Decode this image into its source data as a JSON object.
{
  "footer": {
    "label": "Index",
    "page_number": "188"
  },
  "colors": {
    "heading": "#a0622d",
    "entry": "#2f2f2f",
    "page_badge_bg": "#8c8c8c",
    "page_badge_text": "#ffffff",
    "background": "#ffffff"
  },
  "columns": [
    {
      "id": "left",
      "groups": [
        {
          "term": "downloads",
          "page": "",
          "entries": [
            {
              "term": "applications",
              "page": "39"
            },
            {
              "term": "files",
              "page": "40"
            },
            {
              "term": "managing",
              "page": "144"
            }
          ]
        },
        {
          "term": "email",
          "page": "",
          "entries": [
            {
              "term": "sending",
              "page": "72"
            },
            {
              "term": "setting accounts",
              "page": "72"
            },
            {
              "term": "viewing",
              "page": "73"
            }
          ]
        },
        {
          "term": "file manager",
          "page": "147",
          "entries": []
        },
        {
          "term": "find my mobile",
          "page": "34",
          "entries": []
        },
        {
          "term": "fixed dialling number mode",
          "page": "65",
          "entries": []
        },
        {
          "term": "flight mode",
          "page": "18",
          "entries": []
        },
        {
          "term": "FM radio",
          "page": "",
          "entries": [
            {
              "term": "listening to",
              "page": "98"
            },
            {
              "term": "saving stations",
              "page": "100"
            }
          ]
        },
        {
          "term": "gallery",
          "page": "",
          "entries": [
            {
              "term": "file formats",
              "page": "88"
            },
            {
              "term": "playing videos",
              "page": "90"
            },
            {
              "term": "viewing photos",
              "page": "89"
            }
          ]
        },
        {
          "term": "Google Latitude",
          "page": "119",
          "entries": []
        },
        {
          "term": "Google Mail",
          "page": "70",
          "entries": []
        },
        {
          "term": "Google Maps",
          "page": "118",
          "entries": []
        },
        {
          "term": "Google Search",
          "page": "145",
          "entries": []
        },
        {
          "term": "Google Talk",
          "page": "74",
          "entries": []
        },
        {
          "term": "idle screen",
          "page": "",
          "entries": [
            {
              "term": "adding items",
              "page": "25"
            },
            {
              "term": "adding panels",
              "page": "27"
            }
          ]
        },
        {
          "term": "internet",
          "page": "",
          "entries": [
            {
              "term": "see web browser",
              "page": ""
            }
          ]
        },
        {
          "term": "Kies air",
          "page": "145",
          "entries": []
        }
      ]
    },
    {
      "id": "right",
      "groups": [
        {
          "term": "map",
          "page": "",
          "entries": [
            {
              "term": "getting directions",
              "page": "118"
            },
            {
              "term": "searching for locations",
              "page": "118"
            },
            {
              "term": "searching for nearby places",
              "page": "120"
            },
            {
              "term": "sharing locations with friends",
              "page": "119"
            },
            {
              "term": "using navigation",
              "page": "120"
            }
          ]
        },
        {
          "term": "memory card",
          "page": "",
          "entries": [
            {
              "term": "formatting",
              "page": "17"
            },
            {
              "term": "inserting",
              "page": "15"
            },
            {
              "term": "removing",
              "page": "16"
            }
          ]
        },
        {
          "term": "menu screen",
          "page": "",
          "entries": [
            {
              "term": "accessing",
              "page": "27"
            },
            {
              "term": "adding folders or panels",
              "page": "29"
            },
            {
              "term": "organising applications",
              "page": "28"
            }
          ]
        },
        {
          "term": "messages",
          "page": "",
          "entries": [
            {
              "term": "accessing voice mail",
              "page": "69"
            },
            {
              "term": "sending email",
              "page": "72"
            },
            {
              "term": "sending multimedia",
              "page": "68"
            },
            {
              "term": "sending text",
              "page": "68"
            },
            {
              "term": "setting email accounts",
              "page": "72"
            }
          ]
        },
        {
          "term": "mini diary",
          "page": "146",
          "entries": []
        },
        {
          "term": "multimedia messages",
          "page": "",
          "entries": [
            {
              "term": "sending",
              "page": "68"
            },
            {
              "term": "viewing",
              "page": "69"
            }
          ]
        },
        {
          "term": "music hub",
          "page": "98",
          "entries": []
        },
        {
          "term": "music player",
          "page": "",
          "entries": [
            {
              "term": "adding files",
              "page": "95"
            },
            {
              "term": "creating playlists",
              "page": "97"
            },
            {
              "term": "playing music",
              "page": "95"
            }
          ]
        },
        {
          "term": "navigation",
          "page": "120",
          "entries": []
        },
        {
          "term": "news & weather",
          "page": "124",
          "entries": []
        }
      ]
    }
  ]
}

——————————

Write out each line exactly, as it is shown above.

● Response:
Decode this image into its source data as a JSON object.
{
  "footer": {
    "label": "Index",
    "page_number": "188"
  },
  "colors": {
    "heading": "#a0622d",
    "entry": "#2f2f2f",
    "page_badge_bg": "#8c8c8c",
    "page_badge_text": "#ffffff",
    "background": "#ffffff"
  },
  "columns": [
    {
      "id": "left",
      "groups": [
        {
          "term": "downloads",
          "page": "",
          "entries": [
            {
              "term": "applications",
              "page": "39"
            },
            {
              "term": "files",
              "page": "40"
            },
            {
              "term": "managing",
              "page": "144"
            }
          ]
        },
        {
          "term": "email",
          "page": "",
          "entries": [
            {
              "term": "sending",
              "page": "72"
            },
            {
              "term": "setting accounts",
              "page": "72"
            },
            {
              "term": "viewing",
              "page": "73"
            }
          ]
        },
        {
          "term": "file manager",
          "page": "147",
          "entries": []
        },
        {
          "term": "find my mobile",
          "page": "34",
          "entries": []
        },
        {
          "term": "fixed dialling number mode",
          "page": "65",
          "entries": []
        },
        {
          "term": "flight mode",
          "page": "18",
          "entries": []
        },
        {
          "term": "FM radio",
          "page": "",
          "entries": [
            {
              "term": "listening to",
              "page": "98"
            },
            {
              "term": "saving stations",
              "page": "100"
            }
          ]
        },
        {
          "term": "gallery",
          "page": "",
          "entries": [
            {
              "term": "file formats",
              "page": "88"
            },
            {
              "term": "playing videos",
              "page": "90"
            },
            {
              "term": "viewing photos",
              "page": "89"
            }
          ]
        },
        {
          "term": "Google Latitude",
          "page": "119",
          "entries": []
        },
        {
          "term": "Google Mail",
          "page": "70",
          "entries": []
        },
        {
          "term": "Google Maps",
          "page": "118",
          "entries": []
        },
        {
          "term": "Google Search",
          "page": "145",
          "entries": []
        },
        {
          "term": "Google Talk",
          "page": "74",
          "entries": []
        },
        {
          "term": "idle screen",
          "page": "",
          "entries": [
            {
              "term": "adding items",
              "page": "25"
            },
            {
              "term": "adding panels",
              "page": "27"
            }
          ]
        },
        {
          "term": "internet",
          "page": "",
          "entries": [
            {
              "term": "see web browser",
              "page": ""
            }
          ]
        },
        {
          "term": "Kies air",
          "page": "145",
          "entries": []
        }
      ]
    },
    {
      "id": "right",
      "groups": [
        {
          "term": "map",
          "page": "",
          "entries": [
            {
              "term": "getting directions",
              "page": "118"
            },
            {
              "term": "searching for locations",
              "page": "118"
            },
            {
              "term": "searching for nearby places",
              "page": "120"
            },
            {
              "term": "sharing locations with friends",
              "page": "119"
            },
            {
              "term": "using navigation",
              "page": "120"
            }
          ]
        },
        {
          "term": "memory card",
          "page": "",
          "entries": [
            {
              "term": "formatting",
              "page": "17"
            },
            {
              "term": "inserting",
              "page": "15"
            },
            {
              "term": "removing",
              "page": "16"
            }
          ]
        },
        {
          "term": "menu screen",
          "page": "",
          "entries": [
            {
              "term": "accessing",
              "page": "27"
            },
            {
              "term": "adding folders or panels",
              "page": "29"
            },
            {
              "term": "organising applications",
              "page": "28"
            }
          ]
        },
        {
          "term": "messages",
          "page": "",
          "entries": [
            {
              "term": "accessing voice mail",
              "page": "69"
            },
            {
              "term": "sending email",
              "page": "72"
            },
            {
              "term": "sending multimedia",
              "page": "68"
            },
            {
              "term": "sending text",
              "page": "68"
            },
            {
              "term": "setting email accounts",
              "page": "72"
            }
          ]
        },
        {
          "term": "mini diary",
          "page": "146",
          "entries": []
        },
        {
          "term": "multimedia messages",
          "page": "",
          "entries": [
            {
              "term": "sending",
              "page": "68"
            },
            {
              "term": "viewing",
              "page": "69"
            }
          ]
        },
        {
          "term": "music hub",
          "page": "98",
          "entries": []
        },
        {
          "term": "music player",
          "page": "",
          "entries": [
            {
              "term": "adding files",
              "page": "95"
            },
            {
              "term": "creating playlists",
              "page": "97"
            },
            {
              "term": "playing music",
              "page": "95"
            }
          ]
        },
        {
          "term": "navigation",
          "page": "120",
          "entries": []
        },
        {
          "term": "news & weather",
          "page": "124",
          "entries": []
        }
      ]
    }
  ]
}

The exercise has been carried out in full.